• [Aim of the task] Filter the listing below down to the lines with the word "code" and copy those.

..........

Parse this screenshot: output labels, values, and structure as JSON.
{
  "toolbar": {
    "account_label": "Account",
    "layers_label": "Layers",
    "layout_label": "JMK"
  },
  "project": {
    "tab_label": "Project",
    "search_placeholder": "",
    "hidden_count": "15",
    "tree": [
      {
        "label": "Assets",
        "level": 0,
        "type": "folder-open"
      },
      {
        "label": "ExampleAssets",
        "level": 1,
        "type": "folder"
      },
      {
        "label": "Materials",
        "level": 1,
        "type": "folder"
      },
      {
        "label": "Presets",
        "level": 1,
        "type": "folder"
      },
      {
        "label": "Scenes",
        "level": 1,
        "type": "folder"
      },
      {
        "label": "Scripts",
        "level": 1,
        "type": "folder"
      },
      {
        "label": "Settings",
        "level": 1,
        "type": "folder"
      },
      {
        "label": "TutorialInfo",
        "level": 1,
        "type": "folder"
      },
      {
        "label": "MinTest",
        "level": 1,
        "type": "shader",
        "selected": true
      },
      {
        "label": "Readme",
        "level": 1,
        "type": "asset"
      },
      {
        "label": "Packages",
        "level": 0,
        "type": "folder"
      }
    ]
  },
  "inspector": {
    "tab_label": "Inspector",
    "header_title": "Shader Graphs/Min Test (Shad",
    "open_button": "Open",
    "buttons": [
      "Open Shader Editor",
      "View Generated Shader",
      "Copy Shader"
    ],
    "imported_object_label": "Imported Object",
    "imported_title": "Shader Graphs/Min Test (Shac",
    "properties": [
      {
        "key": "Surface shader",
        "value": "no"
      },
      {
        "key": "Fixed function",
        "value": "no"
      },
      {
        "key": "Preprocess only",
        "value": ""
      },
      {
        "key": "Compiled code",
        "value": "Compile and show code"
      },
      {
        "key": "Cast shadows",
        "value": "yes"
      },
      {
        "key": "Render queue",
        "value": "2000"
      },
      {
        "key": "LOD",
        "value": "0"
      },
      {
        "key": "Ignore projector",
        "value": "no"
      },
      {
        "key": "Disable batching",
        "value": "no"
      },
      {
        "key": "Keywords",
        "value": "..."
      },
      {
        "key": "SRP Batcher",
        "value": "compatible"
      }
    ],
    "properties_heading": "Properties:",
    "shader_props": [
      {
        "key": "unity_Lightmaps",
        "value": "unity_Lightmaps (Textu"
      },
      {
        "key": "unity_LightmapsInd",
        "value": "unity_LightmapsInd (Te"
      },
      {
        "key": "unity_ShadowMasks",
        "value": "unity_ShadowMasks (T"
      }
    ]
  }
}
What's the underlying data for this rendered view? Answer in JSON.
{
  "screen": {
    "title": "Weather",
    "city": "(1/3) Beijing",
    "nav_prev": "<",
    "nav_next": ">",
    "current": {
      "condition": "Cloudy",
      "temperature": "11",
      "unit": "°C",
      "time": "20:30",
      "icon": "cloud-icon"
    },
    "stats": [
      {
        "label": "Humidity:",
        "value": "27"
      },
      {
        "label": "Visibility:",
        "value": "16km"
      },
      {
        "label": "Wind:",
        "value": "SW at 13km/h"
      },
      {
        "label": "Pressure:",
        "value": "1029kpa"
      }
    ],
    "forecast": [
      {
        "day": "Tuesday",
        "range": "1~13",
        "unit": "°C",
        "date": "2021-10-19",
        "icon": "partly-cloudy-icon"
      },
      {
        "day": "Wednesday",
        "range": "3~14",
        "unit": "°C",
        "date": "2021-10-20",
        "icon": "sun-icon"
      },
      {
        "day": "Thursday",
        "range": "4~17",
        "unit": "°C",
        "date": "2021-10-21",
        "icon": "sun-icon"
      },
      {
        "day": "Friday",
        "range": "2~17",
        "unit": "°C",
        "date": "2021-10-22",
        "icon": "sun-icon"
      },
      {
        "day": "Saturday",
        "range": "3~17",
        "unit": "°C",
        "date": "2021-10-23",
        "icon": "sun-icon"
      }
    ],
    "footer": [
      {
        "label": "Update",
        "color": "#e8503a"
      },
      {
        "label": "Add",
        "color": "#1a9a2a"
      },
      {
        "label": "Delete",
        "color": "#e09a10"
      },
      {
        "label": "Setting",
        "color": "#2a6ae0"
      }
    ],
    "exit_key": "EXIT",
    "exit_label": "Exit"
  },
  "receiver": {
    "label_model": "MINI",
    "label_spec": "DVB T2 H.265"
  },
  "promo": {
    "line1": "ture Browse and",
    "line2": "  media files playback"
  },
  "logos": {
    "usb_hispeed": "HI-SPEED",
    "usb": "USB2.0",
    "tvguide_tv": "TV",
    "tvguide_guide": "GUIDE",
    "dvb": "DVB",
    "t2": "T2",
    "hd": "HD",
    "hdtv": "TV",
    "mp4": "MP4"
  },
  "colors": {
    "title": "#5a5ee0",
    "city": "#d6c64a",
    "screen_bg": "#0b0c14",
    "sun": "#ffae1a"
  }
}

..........

• [Solution]
        "key": "Compiled code",
        "value": "Compile and show code"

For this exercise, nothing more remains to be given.